What happens throughout the rest of the film can only be described as a faithful retelling of Boccaccio’s salacious and ‘of the people’ tales. The Little Hours apparently wasn’t given that title because it refers to periods of time. ‘Hours’ is actually meant to be pronounced as if it rhymes with ‘fours’. They are young, brash, and lewd. If they were my daughters, I would have failed as a parent for not having had some serious discussions with them to understand them better.

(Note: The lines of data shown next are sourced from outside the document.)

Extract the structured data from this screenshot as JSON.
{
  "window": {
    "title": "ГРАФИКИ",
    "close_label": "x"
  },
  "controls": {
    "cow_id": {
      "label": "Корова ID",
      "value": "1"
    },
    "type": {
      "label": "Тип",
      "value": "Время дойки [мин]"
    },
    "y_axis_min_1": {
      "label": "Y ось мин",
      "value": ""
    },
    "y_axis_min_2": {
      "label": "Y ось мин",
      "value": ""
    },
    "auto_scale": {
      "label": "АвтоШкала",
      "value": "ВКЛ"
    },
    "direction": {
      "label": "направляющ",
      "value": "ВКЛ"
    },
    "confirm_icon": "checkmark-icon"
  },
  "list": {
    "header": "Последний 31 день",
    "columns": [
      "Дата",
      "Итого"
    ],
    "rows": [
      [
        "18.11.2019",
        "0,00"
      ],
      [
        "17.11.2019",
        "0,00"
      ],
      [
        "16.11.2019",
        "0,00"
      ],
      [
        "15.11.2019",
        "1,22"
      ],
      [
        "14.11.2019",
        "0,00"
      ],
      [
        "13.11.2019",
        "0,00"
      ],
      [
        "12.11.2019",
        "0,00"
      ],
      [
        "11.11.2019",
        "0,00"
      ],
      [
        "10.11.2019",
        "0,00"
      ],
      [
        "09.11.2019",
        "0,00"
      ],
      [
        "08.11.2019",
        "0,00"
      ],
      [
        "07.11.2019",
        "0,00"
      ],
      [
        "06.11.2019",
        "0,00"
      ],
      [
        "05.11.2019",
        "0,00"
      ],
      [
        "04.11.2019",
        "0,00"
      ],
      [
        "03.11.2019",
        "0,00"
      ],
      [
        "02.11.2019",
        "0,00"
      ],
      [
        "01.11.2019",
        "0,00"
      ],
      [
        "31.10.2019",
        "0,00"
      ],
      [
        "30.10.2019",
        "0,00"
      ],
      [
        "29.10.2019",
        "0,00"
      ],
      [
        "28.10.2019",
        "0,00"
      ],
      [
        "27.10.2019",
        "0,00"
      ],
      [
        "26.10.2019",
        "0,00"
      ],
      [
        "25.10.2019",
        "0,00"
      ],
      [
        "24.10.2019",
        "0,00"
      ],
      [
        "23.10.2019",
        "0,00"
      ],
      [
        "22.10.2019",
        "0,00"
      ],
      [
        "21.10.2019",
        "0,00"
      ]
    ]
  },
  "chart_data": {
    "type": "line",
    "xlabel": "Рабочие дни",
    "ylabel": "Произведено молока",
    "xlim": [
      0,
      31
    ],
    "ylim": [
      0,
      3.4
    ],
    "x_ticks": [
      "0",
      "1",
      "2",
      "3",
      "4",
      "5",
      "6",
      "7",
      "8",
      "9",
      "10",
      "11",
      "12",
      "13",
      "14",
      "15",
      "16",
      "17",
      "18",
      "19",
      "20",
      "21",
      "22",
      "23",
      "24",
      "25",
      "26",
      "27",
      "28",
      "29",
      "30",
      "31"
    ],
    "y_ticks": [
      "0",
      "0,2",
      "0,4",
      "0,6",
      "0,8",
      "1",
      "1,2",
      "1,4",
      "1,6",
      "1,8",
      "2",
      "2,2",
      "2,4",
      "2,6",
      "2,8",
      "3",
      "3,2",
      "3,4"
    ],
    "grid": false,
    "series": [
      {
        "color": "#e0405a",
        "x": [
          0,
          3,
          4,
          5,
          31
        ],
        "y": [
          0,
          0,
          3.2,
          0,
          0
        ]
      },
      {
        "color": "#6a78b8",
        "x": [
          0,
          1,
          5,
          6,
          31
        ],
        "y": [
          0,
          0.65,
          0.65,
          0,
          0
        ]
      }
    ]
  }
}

That being said, there is a lot of comedic value here, if you can look past all that heresy. Much of the casting is perfect and the actors here play their parts with unreserved glee. The pedigree of the dramatis personae here is telling, with familiar faces from Saturday Night Live, Judd Apatow’s filmography and other such comedic powerhouses as Reilly and Offerman.

Writer/director Jeff Baena (co-scribe of the wacky and smart I Heart Huckabees) clearly was aiming for an elbow to the ribs of religion while introducing a classic piece of literature to his 25-and-under target audience. Mission accomplished there. It’s not so much a college screwball comedy as it is akin to watching a medieval European version of The Crucible. It tries to offer sex to entice the audiences before serving up some satire while they’re in their seats. I think that it has enough of some things to satisfy everyone and not enough of others, practically condemning this movie to disappoint all.

I’ll admit that I laughed several times. Maybe it was just watching a drunk monk and a screaming nun, the incongruity of the actions with the uprightness of the characters that tickled my funny bone. Maybe it was just the summer heat that got to me, forgive me. At least I feel repentant.


The Little Hours
Stars: 3.0
Starring Aubrey Plaza, Alison Brie, Dave Franco, Kate Micucci, John C. Reilly, Molly Shannon, Fred Armisen, Nick Offerman, Jemima Kirke, and Paul Reiser
Written and directed by Jeff Baena
Rated: 14A for coarse language, sexual content, and nudity
Runtime: 89 minutes
Playing Friday through Wednesday at Metro Cinema
8712 109 St. in Edmonton. More details can be found at www.metrocinema.org.

Scott Hayes: Scott Hayes joined the St. Albert Gazette in 2008. Scott writes about the arts, entertainment, movies, culture, community groups, and charities. He also writes general news, features, columns and profiles on people.